By now, we've all heard that Fox News anchor Megyn Kelly is stepping away from the "fair and balanced" cable news channel to take on a new challenge at NBC News. While the precise details of Kelly's new role on NBC have yet to be announced, Entertainment Tonight is reporting on rumors that her daytime talk show might replace the third hour of NBC's morning program, Today.
If Kelly does indeed take over the 9 a.m. hour on NBC, she'll be inheriting the time slot from Billy Bush, who was fired in October 2016 after the infamous 2005 Access Hollywood tapes leaked, where the anchor could be heard laughing as Donald Trump bragged about sexually assaulting women. Aside from the net-gain of adding another woman to the anchor desk at NBC News, Kelly's potential daytime slot signals an important symbolic victory in the ongoing struggle to validate the experiences of sexual assault victims.
Consider this: The former anchor (Bush) was caught on tape goading a certain President-elect's boastful claim that he could "grab [women] by the pussy" because he was famous. Replacing Bush with any woman would have made a statement, but Kelly, specifically, has been vocal in her criticism of Trump, and in her defense of victims of sexual assault. In fact, in her new book, Settle for More, Kelly reportedly discusses enduring sexual harassment from former Fox News CEO Roger Ailes.

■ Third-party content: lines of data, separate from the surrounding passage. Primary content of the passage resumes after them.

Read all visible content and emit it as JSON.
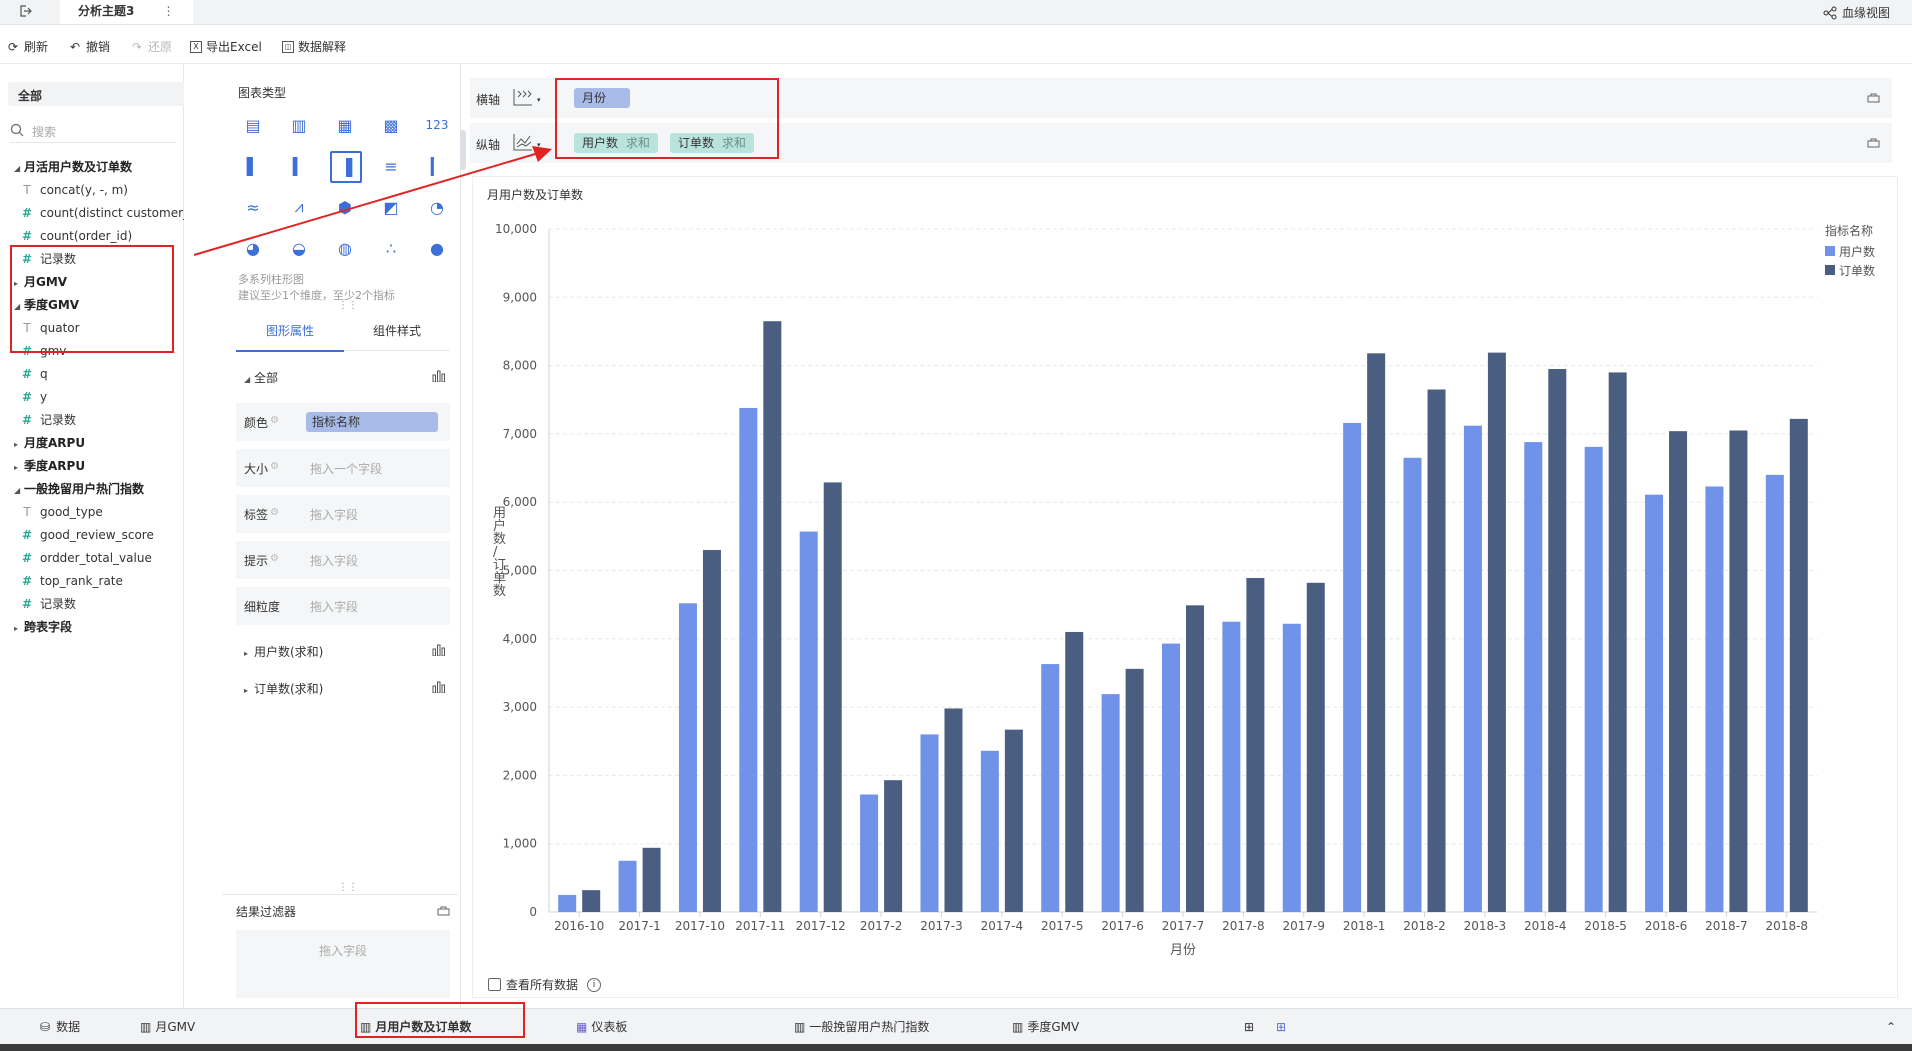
{
  "topbar": {
    "tab_title": "分析主题3",
    "lineage_label": "血缘视图"
  },
  "toolbar": {
    "refresh": "刷新",
    "undo": "撤销",
    "redo": "还原",
    "export": "导出Excel",
    "explain": "数据解释"
  },
  "fields": {
    "select_value": "全部",
    "search_placeholder": "搜索",
    "groups": [
      {
        "name": "月活用户数及订单数",
        "expanded": true,
        "items": [
          {
            "type": "T",
            "name": "concat(y, -, m)"
          },
          {
            "type": "#",
            "name": "count(distinct customer_id)"
          },
          {
            "type": "#",
            "name": "count(order_id)"
          },
          {
            "type": "#",
            "name": "记录数"
          }
        ]
      },
      {
        "name": "月GMV",
        "expanded": false,
        "items": []
      },
      {
        "name": "季度GMV",
        "expanded": true,
        "items": [
          {
            "type": "T",
            "name": "quator"
          },
          {
            "type": "#",
            "name": "gmv"
          },
          {
            "type": "#",
            "name": "q"
          },
          {
            "type": "#",
            "name": "y"
          },
          {
            "type": "#",
            "name": "记录数"
          }
        ]
      },
      {
        "name": "月度ARPU",
        "expanded": false,
        "items": []
      },
      {
        "name": "季度ARPU",
        "expanded": false,
        "items": []
      },
      {
        "name": "一般挽留用户热门指数",
        "expanded": true,
        "items": [
          {
            "type": "T",
            "name": "good_type"
          },
          {
            "type": "#",
            "name": "good_review_score"
          },
          {
            "type": "#",
            "name": "ordder_total_value"
          },
          {
            "type": "#",
            "name": "top_rank_rate"
          },
          {
            "type": "#",
            "name": "记录数"
          }
        ]
      },
      {
        "name": "跨表字段",
        "expanded": false,
        "items": []
      }
    ]
  },
  "config": {
    "chart_type_title": "图表类型",
    "chart_desc_1": "多系列柱形图",
    "chart_desc_2": "建议至少1个维度，至少2个指标",
    "tab_graph": "图形属性",
    "tab_style": "组件样式",
    "all_label": "全部",
    "props": [
      {
        "label": "颜色",
        "value": "指标名称"
      },
      {
        "label": "大小",
        "value": "拖入一个字段"
      },
      {
        "label": "标签",
        "value": "拖入字段"
      },
      {
        "label": "提示",
        "value": "拖入字段"
      },
      {
        "label": "细粒度",
        "value": "拖入字段"
      }
    ],
    "measure_1": "用户数(求和)",
    "measure_2": "订单数(求和)",
    "filter_title": "结果过滤器",
    "filter_placeholder": "拖入字段"
  },
  "axes": {
    "x_label": "横轴",
    "x_pill": "月份",
    "y_label": "纵轴",
    "y_pill_1": "用户数",
    "y_pill_1_agg": "求和",
    "y_pill_2": "订单数",
    "y_pill_2_agg": "求和"
  },
  "show_all_data": "查看所有数据",
  "bottom_tabs": [
    "数据",
    "月GMV",
    "月用户数及订单数",
    "仪表板",
    "一般挽留用户热门指数",
    "季度GMV"
  ],
  "colors": {
    "series1": "#7092e8",
    "series2": "#4a5e82",
    "accent": "#3d6fd8",
    "highlight": "#e02424"
  },
  "chart_data": {
    "type": "bar",
    "title": "月用户数及订单数",
    "xlabel": "月份",
    "ylabel": "用户数/订单数",
    "ylim": [
      0,
      10000
    ],
    "yticks": [
      "0",
      "1,000",
      "2,000",
      "3,000",
      "4,000",
      "5,000",
      "6,000",
      "7,000",
      "8,000",
      "9,000",
      "10,000"
    ],
    "legend_title": "指标名称",
    "legend_position": "top-right",
    "grid": true,
    "categories": [
      "2016-10",
      "2017-1",
      "2017-10",
      "2017-11",
      "2017-12",
      "2017-2",
      "2017-3",
      "2017-4",
      "2017-5",
      "2017-6",
      "2017-7",
      "2017-8",
      "2017-9",
      "2018-1",
      "2018-2",
      "2018-3",
      "2018-4",
      "2018-5",
      "2018-6",
      "2018-7",
      "2018-8"
    ],
    "series": [
      {
        "name": "用户数",
        "values": [
          250,
          750,
          4520,
          7380,
          5570,
          1720,
          2600,
          2360,
          3630,
          3190,
          3930,
          4250,
          4220,
          7160,
          6650,
          7120,
          6880,
          6810,
          6110,
          6230,
          6400
        ]
      },
      {
        "name": "订单数",
        "values": [
          320,
          940,
          5300,
          8650,
          6290,
          1930,
          2980,
          2670,
          4100,
          3560,
          4490,
          4890,
          4820,
          8180,
          7650,
          8190,
          7950,
          7900,
          7040,
          7050,
          7220
        ]
      }
    ]
  }
}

That means that an hour of NBC's daytime coverage formerly anchored by someone who found it appropriate to laugh at an admission of sexual assault will now be replaced by someone who has spoken frankly and courageously in support of alleged victims of sexual assault. Regardless of your views on Kelly's politics or professional past, it's hard to ignore the significance of this shift.
And given that the same man who was boasting about sexual assault is about to be inaugurated as president of the United States, it can't hurt to have a woman who's willing to speak up for victims at the anchor desk of a major news network.

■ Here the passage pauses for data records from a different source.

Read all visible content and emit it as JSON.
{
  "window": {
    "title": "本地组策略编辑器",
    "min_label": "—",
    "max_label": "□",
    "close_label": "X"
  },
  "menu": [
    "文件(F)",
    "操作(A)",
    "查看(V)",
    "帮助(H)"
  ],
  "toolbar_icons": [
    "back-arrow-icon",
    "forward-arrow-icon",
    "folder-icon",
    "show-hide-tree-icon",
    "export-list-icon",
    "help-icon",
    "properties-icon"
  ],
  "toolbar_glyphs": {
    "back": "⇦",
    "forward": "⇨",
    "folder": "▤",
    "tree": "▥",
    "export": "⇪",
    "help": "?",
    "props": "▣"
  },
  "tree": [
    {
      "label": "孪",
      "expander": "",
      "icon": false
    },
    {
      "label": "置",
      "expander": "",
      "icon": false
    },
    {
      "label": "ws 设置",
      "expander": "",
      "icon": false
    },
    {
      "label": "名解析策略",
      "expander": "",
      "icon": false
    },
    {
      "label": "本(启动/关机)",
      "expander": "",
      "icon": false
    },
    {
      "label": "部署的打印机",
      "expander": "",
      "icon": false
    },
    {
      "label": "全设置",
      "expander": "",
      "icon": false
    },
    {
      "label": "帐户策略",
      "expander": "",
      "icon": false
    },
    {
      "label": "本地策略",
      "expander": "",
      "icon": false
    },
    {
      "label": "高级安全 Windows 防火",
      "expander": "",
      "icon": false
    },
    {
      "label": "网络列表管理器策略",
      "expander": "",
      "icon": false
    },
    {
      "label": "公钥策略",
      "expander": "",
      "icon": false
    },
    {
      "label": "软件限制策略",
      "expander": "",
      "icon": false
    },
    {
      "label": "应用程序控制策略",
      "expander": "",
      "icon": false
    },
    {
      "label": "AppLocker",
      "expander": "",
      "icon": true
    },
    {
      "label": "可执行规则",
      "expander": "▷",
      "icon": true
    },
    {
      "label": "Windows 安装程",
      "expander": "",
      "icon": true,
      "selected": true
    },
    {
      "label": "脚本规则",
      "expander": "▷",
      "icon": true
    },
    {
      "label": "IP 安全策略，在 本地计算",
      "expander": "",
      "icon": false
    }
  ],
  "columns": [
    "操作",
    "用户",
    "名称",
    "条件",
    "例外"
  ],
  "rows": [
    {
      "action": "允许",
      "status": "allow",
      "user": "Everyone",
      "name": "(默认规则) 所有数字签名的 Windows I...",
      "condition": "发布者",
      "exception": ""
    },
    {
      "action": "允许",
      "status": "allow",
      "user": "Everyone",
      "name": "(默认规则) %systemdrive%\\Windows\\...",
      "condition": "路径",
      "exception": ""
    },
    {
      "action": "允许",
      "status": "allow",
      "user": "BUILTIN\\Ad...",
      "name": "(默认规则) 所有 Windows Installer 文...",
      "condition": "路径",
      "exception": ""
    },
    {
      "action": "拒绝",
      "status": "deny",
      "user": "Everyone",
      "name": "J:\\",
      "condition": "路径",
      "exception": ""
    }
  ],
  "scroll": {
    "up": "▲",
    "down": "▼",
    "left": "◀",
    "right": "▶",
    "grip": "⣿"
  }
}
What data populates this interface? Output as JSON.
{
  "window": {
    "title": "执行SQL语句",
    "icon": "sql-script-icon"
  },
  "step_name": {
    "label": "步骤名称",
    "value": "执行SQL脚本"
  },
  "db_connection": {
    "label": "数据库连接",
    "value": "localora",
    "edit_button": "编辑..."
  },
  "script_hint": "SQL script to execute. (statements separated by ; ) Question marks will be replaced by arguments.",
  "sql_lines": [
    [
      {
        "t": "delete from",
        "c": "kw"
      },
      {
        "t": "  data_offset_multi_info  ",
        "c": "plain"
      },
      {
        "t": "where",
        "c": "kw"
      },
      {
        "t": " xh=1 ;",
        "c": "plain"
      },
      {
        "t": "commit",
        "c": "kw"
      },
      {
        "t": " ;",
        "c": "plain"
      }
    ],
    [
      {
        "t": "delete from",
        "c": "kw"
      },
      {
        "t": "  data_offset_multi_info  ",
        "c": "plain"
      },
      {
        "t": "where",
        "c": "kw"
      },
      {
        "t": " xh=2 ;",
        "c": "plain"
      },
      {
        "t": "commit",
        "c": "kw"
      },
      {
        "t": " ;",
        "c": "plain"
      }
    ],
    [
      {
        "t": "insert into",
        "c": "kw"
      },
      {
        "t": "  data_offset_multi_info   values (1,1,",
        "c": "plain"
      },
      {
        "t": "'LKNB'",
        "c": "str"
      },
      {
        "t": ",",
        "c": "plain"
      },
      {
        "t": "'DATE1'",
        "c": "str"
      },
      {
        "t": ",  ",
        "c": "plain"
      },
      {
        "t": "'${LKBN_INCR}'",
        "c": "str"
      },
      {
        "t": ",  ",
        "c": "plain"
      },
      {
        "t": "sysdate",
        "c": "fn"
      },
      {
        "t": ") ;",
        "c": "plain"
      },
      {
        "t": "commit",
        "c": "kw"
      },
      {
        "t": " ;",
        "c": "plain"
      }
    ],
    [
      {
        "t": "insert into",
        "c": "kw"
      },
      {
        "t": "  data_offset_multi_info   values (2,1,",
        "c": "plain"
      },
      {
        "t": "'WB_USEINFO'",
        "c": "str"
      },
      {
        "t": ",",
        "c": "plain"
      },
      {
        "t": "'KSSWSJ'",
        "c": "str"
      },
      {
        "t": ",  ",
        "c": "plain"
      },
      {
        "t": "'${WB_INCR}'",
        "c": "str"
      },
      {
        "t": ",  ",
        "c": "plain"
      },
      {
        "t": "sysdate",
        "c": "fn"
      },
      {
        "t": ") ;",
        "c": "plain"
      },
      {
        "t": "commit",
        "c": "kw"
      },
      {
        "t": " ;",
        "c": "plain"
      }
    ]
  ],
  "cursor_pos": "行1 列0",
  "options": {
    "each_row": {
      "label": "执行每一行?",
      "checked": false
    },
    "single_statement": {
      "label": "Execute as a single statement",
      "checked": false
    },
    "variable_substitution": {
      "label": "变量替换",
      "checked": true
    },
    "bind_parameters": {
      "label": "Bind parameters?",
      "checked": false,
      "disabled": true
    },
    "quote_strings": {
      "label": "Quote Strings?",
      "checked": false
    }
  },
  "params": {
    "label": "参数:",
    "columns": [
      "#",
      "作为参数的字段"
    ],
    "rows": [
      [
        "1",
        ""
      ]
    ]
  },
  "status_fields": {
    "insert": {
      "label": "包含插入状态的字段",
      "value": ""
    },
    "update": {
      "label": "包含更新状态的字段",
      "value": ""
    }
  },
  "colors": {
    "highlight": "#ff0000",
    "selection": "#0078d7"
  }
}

Although Kelly has her own record of questionable positions (particularly around issues of race), she has long stood out as one of the more principled journalists at Fox News. Even when Trump targeted her specifically during the campaign, she stood her ground, which bodes well for the fortitude she'll need to endure the slings and arrows her former colleagues may fire in her direction now that she's officially joined the "lamestream media."